*TASK INPUTS*.

▬▬▬

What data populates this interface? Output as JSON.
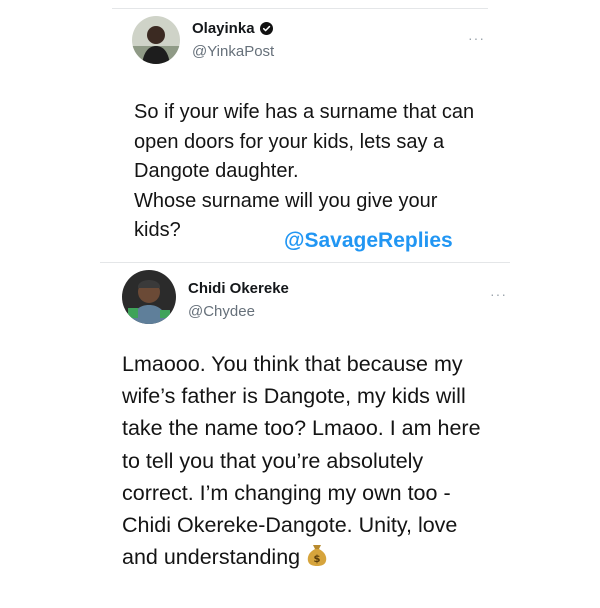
{
  "tweet1": {
    "name": "Olayinka",
    "handle": "@YinkaPost",
    "more": "···",
    "lines": [
      "So if your wife has a surname that can",
      "open doors for your kids, lets say a",
      "Dangote daughter.",
      "Whose surname will you give your",
      "kids?"
    ]
  },
  "watermark": "@SavageReplies",
  "tweet2": {
    "name": "Chidi Okereke",
    "handle": "@Chydee",
    "more": "···",
    "lines": [
      "Lmaooo. You think that because my",
      "wife’s father is Dangote, my kids will",
      "take the name too? Lmaoo. I am here",
      "to tell you that you’re absolutely",
      "correct. I’m changing my own too -",
      "Chidi Okereke-Dangote. Unity, love",
      "and understanding"
    ]
  },
  "icons": {
    "verified": "verified-badge-icon",
    "money": "money-bag-icon",
    "more": "more-options-icon"
  },
  "colors": {
    "watermark": "#2196f3",
    "handle": "#66707a",
    "divider": "#e4e6e8"
  }
}
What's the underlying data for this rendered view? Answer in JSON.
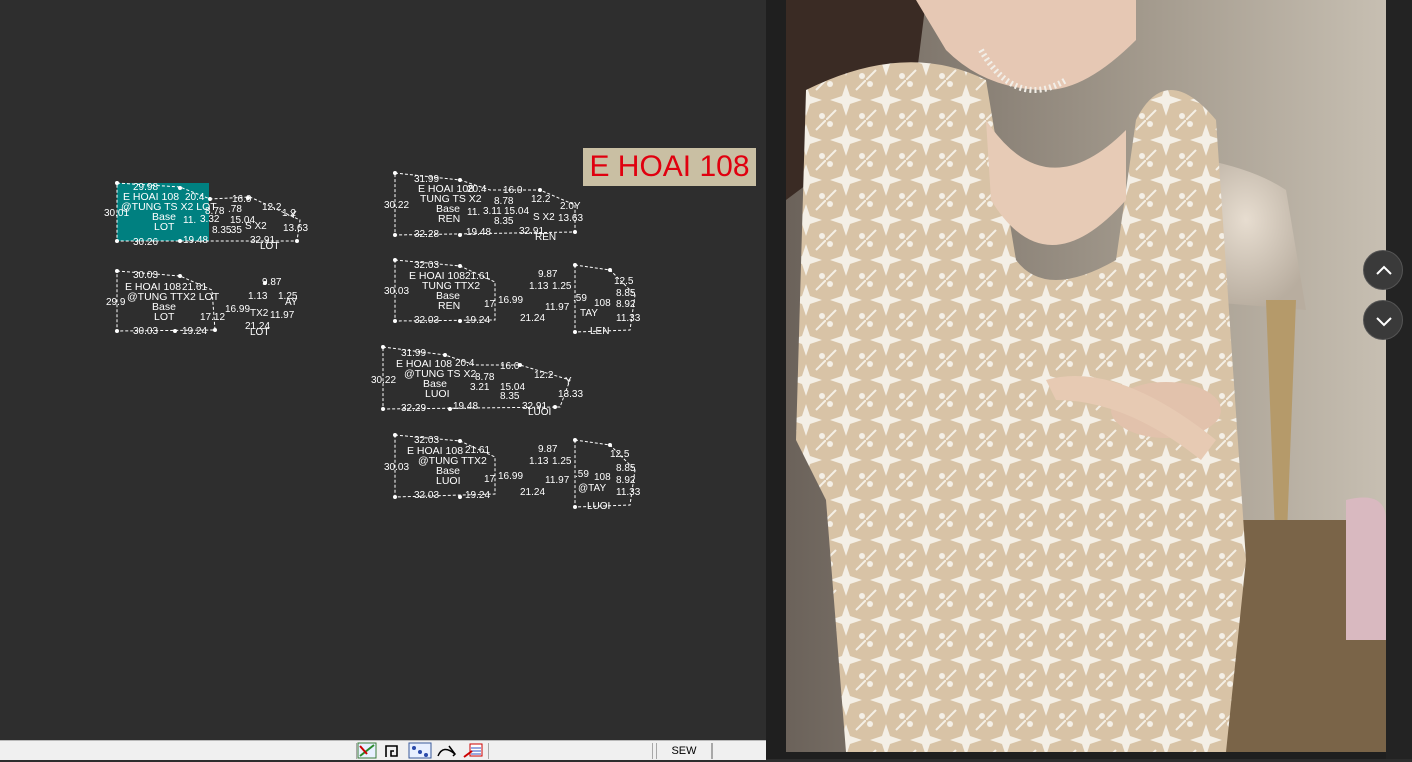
{
  "canvas": {
    "tag_label": "E HOAI 108",
    "pieces": [
      {
        "name": "E HOAI 108",
        "line2": "@TUNG TS X2 LOT",
        "base": "Base",
        "fabric": "LOT",
        "top": "29.98",
        "bottom": "30.26",
        "left": "30.01"
      },
      {
        "name": "E HOAI 108",
        "line2": "@TUNG TTX2 LOT",
        "base": "Base",
        "fabric": "LOT",
        "top": "30.03",
        "bottom": "30.03",
        "left": "29.9"
      },
      {
        "name": "E HOAI 108",
        "line2": "TUNG TS X2",
        "base": "Base",
        "fabric": "REN",
        "top": "31.99",
        "bottom": "32.28",
        "left": "30.22"
      },
      {
        "name": "E HOAI 108",
        "line2": "TUNG TTX2",
        "base": "Base",
        "fabric": "REN",
        "top": "32.03",
        "bottom": "32.03",
        "left": "30.03"
      },
      {
        "name": "E HOAI 108",
        "line2": "@TUNG TS X2",
        "base": "Base",
        "fabric": "LUOI",
        "top": "31.99",
        "bottom": "32.29",
        "left": "30.22"
      },
      {
        "name": "E HOAI 108",
        "line2": "@TUNG TTX2",
        "base": "Base",
        "fabric": "LUOI",
        "top": "32.03",
        "bottom": "32.03",
        "left": "30.03"
      }
    ]
  },
  "statusbar": {
    "mode_label": "SEW",
    "icons": [
      "measure-icon",
      "seam-icon",
      "grade-icon",
      "pen-icon",
      "stack-icon"
    ]
  },
  "viewer": {
    "prev_icon": "chevron-up-icon",
    "next_icon": "chevron-down-icon"
  }
}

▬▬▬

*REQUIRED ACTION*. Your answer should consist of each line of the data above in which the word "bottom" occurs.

*TASK ANSWER*.
        "bottom": "30.26",
        "bottom": "30.03",
        "bottom": "32.28",
        "bottom": "32.03",
        "bottom": "32.29",
        "bottom": "32.03",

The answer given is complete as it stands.